Turkey finishes half of border wall with Iranian Kurdistan

Turkey already built a 900-kilometer (560-mile) wall, the world's third longest, in February across its southern border with Syria where the US-allied Kurds have declared an autonomous region.
author_image Ari Khalidi

ISTANBUL, Turkey (Kurdistan 24) – A Turkish state-owned construction company announced on Saturday that it had completed building half a concrete border wall along the country’s eastern border with Iranian Kurdistan (Rojhelat).

Prime Ministry’s Directorate of Social Housing manager Ergun Turan told the government-funded Anadolu agency the 144-kilometer (90-mile) long wall was built to keep rebel Kurdistan Workers’ Party (PKK) fighters active in the region at bay.

The wall and an accompanying road cover a northern area of the border in the Kurdish provinces of Igdir and Agri across Iran’s West Azerbaijan Province where Kurds also live.

Its construction began in August at the request of the Defense Ministry.

Concrete blocks weighing seven tons that the Turks have been planting along the border are two meters in width, three meters in height, and 30 centimeters thick.

Turan said they were planning to finish the project in the first six months of 2018.

Agri and Igdir Provinces, where Turkey’s highest peak Mount Ararat and the volcanic Mount Tendurek are, have been the scene of bloody clashes between the Turkish army and PKK fighters.

According to a March report by the state media, government forces conducted over 170 operations against the Kurdish fighters there in the past year, resulting in scores of casualties on both sites.
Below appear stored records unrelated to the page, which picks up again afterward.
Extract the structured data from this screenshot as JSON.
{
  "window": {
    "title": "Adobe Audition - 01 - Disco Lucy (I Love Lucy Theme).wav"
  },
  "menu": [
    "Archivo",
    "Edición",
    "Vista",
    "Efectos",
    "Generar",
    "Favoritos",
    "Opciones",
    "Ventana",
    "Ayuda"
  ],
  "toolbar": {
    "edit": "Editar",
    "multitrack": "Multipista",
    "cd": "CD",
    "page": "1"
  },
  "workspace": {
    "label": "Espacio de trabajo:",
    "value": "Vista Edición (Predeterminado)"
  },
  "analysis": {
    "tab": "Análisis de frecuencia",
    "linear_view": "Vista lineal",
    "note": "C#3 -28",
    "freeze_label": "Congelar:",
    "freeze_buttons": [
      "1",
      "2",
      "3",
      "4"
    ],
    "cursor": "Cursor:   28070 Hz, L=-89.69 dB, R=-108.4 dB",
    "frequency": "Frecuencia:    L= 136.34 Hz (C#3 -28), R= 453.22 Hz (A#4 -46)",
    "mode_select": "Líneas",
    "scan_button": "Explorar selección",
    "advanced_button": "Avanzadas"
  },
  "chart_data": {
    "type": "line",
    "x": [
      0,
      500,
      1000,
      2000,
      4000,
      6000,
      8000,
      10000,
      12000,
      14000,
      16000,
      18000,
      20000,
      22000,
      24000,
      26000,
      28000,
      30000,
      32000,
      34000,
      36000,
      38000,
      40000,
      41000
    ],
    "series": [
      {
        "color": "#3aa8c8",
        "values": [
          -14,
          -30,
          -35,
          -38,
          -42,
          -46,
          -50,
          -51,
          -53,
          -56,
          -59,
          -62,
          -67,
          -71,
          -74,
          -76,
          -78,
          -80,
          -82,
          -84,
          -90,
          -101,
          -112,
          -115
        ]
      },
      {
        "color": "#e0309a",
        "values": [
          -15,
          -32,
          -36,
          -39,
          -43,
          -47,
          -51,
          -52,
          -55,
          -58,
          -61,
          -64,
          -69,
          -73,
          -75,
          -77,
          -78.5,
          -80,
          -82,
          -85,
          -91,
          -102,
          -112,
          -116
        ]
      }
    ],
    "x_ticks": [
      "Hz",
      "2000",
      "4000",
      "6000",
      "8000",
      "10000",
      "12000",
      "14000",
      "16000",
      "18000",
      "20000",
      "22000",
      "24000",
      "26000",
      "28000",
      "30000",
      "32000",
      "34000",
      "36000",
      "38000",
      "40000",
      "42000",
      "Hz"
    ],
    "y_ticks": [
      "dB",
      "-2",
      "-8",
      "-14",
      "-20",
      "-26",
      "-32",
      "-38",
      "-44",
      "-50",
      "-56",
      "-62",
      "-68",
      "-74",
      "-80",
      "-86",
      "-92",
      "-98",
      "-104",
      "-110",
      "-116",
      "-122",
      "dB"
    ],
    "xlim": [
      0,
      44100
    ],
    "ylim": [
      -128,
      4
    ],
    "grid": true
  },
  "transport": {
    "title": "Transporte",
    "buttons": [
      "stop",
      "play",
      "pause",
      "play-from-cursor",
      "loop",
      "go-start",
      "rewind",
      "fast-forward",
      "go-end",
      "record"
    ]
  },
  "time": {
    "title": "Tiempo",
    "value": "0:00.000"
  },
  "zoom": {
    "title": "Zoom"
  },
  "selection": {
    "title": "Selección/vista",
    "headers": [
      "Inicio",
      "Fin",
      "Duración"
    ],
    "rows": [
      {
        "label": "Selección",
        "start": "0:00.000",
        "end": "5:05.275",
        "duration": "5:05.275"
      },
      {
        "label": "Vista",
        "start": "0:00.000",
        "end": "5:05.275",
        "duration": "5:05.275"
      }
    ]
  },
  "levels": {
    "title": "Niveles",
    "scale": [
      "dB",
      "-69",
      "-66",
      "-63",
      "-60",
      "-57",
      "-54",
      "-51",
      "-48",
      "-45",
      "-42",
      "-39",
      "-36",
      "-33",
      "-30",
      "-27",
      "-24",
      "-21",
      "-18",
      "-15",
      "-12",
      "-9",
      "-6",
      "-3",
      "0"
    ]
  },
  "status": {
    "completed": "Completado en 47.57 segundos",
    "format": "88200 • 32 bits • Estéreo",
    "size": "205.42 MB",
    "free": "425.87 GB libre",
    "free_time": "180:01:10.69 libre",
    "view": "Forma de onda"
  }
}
Turkey already built a 900-kilometer (560-mile) wall, the world’s third longest, in February across its southern border with Syria where the US-allied Kurdish parties have declared an autonomous region much to the protestations and threats of the Turkish leadership.


The mountainous Iran-Turkey border which straddles from the Kurdistan Region in the south to Armenia in the north is one of the oldest in the world and has mainly stayed the same since the early 16th-century.

It saw a slight change for the first time in over 400 years when the two nations agreed on a territorial exchange at the beginning of the 1930s to help a young Turkish state crush the short-lived Republic of Ararat declared by the Kurds.

The 16th-century national Kurdish poet Ahmadi Khani lamented the separation of his people as well as their subjugation by the Turks of the Ottoman Empire and the Persians who were often fighting on Kurdish lands.

The modern border has three commercial crossings, yet smuggling is rife between the two sides which in turn leads to scores of civilian killings both by the Iranian and Turkish armies.

The porous frontier serves Kurdish rebels fighting the two militaries for larger political and cultural rights for the Kurds on both sides.

Iran is also fighting several armed Kurdish groups, including the PKK’s offshoot there—Kurdistan Free Life Party (PJAK).

Iranian officials have stated they did not object to Turkey’s wall and only asked for cooperation.

Editing by Karzan Sulaivany